How to organise your books

If, like me, you have a lot of books, you'll need to find a way of organising them. Ideally, you'll do that in a way that makes it easy to find what you want where you want it. I said "ideally" -- it doesn't always work out like that, and besides, there are other ways too.

Books, by Marisa Sias CC0

Books, by Marisa Sias CC0

An excellent article on this subject is by Hannah Gersen. Entitled 10 Ways to Organize Your Bookshelf, it contains some quirky and interesting suggestions. It's well worth a read, but it's not exhaustive. Based on my own experience, here are three more approaches.

By size

This is a fairly impractical method because before you can find a book you have to try and remember how big it is. My wife and I were forced into this position when we married and moved into a new home together, because my father-in-law, an amazing handyman at the time, offered to make us some built-in bookshelves. 

Some of these had large gaps between them, and others had smaller gaps between them. So we had to stack our books according to where they would fit on the shelves. Even today, we still have the occasional conversation like this:

"Do you know where <name of book> happens to be, as I fancy reading it again?"

"Erm, can you remember how big it is?"

By room

As our finances and book collection have expanded, without a concomitant increase in the room available on those original bookshelves, we've had to house a growing number of books in different rooms.

The best arrangement we could come up with, which tends to be pretty fluid, is as follows:

Books we happen to be reading at bedtime: in the bedroom (duh!)

Books we think we ought to be reading and which we will definitely get around to soon: in the living room.

Books that are required for work purposes: in my case this means that books about writing, grammar, style etc, plus books I have to be review, live in my study.

This has added a new frisson of excitement to our book searches: in addition to trying to recall how large a book is, we have to try and remember which room we last saw it in.

Virtue (or other) signalling

I don't do this, but a colleague who came round for dinner once  accused me of doing so. The idea is that you carefully display 'publicly' those books you think will make a good impression on your guests.

So I guess if you invited your boss around for dinner you'd hide books with titles like 'How to manage your boss' and substitute ones with titles like 'How to improve your efficiency'.

(This isn't new, of course. Eons ago Mad Magazine featured special paperback covers with erudite-sounding titles that you could slip over the books you were actually reading, in order to make a good impression on other passengers on the subway or tube. Also, I recall visiting an old house once, and in the library were loads of interesting-looking books -- or so I thought. Many of them turned out to be theatre props, ie wooden planks with book covers printed on them!)

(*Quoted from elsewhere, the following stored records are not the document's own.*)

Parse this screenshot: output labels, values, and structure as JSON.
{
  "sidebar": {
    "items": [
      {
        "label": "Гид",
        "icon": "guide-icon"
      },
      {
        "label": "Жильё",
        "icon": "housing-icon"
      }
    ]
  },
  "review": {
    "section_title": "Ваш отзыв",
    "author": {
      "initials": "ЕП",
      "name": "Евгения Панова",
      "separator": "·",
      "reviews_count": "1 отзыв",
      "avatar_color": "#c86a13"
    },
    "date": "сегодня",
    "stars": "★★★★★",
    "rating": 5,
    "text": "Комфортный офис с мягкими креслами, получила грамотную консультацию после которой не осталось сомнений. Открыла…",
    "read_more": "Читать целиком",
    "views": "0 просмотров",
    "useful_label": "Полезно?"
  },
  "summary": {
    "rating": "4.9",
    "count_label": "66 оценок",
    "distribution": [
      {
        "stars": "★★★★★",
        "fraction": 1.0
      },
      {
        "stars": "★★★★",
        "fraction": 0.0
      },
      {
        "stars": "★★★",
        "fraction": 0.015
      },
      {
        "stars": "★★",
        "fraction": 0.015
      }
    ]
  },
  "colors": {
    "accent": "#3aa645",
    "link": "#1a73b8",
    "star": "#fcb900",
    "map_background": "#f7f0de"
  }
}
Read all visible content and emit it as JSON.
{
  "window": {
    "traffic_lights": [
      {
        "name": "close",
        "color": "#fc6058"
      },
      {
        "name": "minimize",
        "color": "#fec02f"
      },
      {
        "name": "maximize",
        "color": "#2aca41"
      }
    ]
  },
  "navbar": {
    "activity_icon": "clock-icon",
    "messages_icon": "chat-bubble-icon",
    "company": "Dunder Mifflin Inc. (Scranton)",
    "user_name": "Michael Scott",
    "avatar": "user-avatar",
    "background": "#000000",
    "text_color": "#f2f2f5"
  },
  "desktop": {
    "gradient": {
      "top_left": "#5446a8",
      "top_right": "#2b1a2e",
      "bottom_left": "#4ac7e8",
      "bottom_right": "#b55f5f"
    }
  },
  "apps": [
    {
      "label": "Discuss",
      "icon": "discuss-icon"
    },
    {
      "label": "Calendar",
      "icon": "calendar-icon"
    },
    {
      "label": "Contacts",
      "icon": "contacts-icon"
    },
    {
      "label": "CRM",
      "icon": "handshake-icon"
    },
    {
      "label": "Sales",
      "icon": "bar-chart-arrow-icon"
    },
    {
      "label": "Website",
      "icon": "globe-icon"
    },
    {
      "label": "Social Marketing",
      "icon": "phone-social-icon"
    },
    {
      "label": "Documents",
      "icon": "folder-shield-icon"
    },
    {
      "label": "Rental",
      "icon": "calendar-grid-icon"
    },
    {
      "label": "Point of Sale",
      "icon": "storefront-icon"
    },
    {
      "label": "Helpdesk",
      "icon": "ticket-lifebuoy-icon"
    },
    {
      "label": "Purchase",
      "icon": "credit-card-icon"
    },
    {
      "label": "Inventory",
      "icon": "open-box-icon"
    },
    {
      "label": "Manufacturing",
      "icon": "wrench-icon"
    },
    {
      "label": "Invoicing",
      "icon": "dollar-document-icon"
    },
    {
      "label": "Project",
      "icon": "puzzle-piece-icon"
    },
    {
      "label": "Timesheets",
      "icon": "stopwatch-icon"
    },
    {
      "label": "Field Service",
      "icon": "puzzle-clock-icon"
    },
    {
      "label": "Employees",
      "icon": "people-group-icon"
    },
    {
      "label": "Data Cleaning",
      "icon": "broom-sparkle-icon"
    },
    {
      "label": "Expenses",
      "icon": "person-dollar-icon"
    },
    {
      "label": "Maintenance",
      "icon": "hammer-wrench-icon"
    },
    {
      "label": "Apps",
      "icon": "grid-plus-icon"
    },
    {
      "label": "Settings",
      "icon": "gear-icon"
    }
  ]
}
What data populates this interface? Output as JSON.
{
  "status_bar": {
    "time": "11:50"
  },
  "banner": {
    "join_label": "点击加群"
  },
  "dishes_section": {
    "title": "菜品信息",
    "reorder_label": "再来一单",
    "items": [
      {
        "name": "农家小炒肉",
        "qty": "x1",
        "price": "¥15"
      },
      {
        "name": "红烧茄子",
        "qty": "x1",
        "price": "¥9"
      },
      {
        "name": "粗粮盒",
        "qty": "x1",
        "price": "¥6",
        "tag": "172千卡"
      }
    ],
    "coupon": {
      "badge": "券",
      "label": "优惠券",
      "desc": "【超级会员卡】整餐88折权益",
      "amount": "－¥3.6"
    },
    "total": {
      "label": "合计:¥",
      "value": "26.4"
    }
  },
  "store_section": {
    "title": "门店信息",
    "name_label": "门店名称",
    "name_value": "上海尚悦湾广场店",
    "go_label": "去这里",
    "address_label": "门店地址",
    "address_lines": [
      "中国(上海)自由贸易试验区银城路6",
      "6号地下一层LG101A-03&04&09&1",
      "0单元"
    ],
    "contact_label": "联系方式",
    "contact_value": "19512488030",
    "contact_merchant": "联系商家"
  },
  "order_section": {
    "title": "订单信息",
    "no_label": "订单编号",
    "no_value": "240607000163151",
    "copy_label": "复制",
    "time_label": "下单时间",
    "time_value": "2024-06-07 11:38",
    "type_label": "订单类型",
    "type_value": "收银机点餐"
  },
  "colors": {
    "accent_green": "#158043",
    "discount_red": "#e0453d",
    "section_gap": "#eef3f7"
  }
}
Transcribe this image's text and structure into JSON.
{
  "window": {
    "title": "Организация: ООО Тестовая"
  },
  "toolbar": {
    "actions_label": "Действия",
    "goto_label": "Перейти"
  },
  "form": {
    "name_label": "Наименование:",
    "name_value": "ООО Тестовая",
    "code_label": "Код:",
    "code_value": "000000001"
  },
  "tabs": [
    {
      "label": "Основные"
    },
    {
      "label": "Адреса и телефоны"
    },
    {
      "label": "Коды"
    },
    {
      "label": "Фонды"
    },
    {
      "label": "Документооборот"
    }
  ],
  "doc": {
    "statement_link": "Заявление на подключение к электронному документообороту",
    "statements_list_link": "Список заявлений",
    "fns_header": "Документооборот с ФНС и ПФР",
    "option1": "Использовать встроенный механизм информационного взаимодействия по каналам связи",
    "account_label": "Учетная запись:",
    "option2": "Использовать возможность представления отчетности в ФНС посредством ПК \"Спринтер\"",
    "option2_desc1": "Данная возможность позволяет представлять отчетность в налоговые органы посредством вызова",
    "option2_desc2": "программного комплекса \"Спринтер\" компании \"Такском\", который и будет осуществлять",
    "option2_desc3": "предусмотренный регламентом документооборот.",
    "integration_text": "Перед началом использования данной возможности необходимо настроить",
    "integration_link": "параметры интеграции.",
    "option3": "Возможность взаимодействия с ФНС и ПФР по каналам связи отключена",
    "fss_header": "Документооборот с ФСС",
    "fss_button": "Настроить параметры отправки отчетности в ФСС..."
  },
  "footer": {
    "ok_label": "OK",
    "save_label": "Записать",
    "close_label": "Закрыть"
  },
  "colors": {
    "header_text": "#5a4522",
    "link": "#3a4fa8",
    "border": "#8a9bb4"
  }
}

The approach doesn't much appeal to me, I have to say. Apart from the basic dishonesty (in my opinion), it sounds like an awful lot of work.

I must say, however, that no matter how much I try to keep my book collection organised, I have discovered that it, too, is governed by the universal law that states that any system will tend to descend into disorder over time. In other words, the plaintive cry "Have you seen <name of book>?" is a fairly common one in our house.

But it's not for want of trying.